[[ Given data open ]]

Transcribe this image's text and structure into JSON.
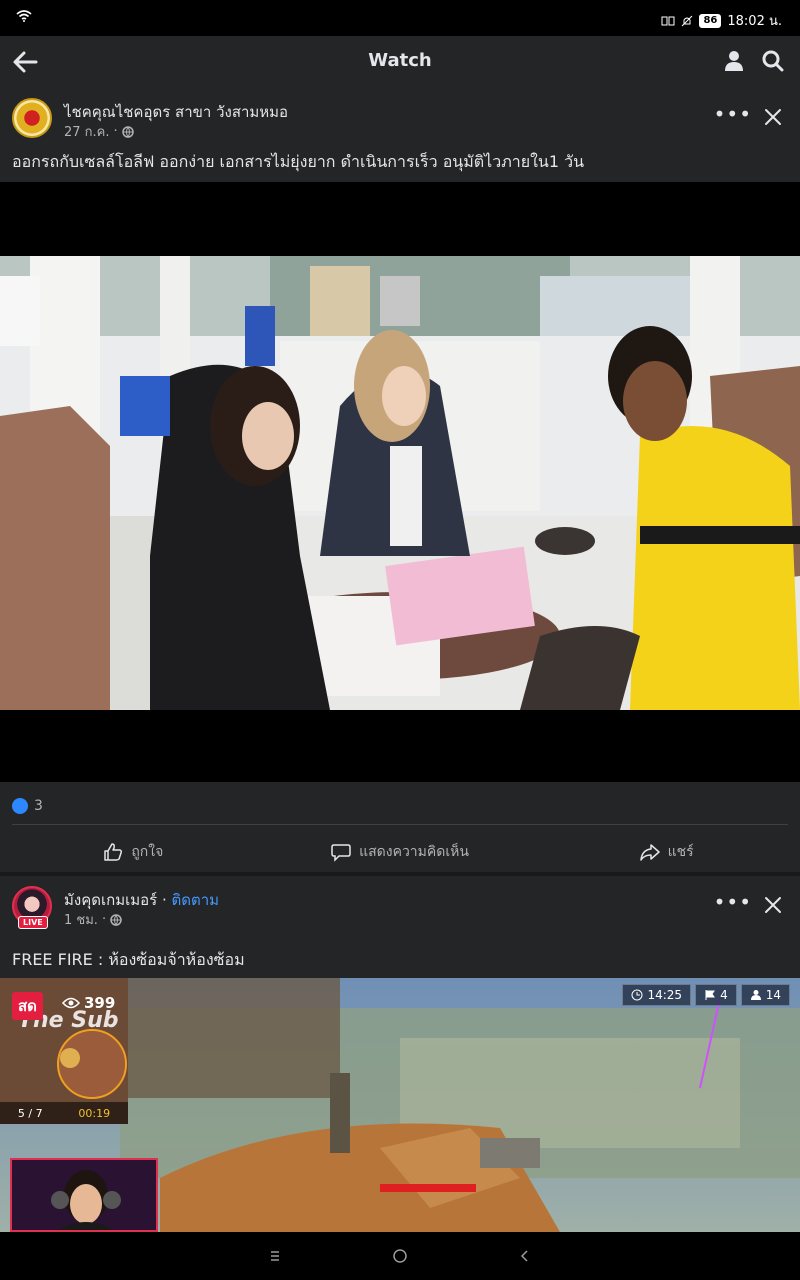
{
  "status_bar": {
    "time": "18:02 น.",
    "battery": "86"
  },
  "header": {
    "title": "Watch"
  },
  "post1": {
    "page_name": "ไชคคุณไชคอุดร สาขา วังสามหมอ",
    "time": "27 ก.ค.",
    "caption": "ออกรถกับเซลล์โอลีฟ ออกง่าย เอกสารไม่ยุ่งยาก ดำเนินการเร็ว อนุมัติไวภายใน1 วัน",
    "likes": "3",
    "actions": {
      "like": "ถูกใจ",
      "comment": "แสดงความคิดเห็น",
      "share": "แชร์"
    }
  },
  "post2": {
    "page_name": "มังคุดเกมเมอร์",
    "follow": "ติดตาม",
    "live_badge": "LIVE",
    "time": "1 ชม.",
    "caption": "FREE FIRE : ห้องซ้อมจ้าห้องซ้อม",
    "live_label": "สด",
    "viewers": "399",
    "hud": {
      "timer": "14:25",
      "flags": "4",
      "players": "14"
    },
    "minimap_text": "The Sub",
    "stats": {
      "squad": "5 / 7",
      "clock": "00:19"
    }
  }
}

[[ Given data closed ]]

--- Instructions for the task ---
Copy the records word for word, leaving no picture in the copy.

--- Response to the task ---
Transcribe this image's text and structure into JSON.
{
  "status_bar": {
    "time": "18:02 น.",
    "battery": "86"
  },
  "header": {
    "title": "Watch"
  },
  "post1": {
    "page_name": "ไชคคุณไชคอุดร สาขา วังสามหมอ",
    "time": "27 ก.ค.",
    "caption": "ออกรถกับเซลล์โอลีฟ ออกง่าย เอกสารไม่ยุ่งยาก ดำเนินการเร็ว อนุมัติไวภายใน1 วัน",
    "likes": "3",
    "actions": {
      "like": "ถูกใจ",
      "comment": "แสดงความคิดเห็น",
      "share": "แชร์"
    }
  },
  "post2": {
    "page_name": "มังคุดเกมเมอร์",
    "follow": "ติดตาม",
    "live_badge": "LIVE",
    "time": "1 ชม.",
    "caption": "FREE FIRE : ห้องซ้อมจ้าห้องซ้อม",
    "live_label": "สด",
    "viewers": "399",
    "hud": {
      "timer": "14:25",
      "flags": "4",
      "players": "14"
    },
    "minimap_text": "The Sub",
    "stats": {
      "squad": "5 / 7",
      "clock": "00:19"
    }
  }
}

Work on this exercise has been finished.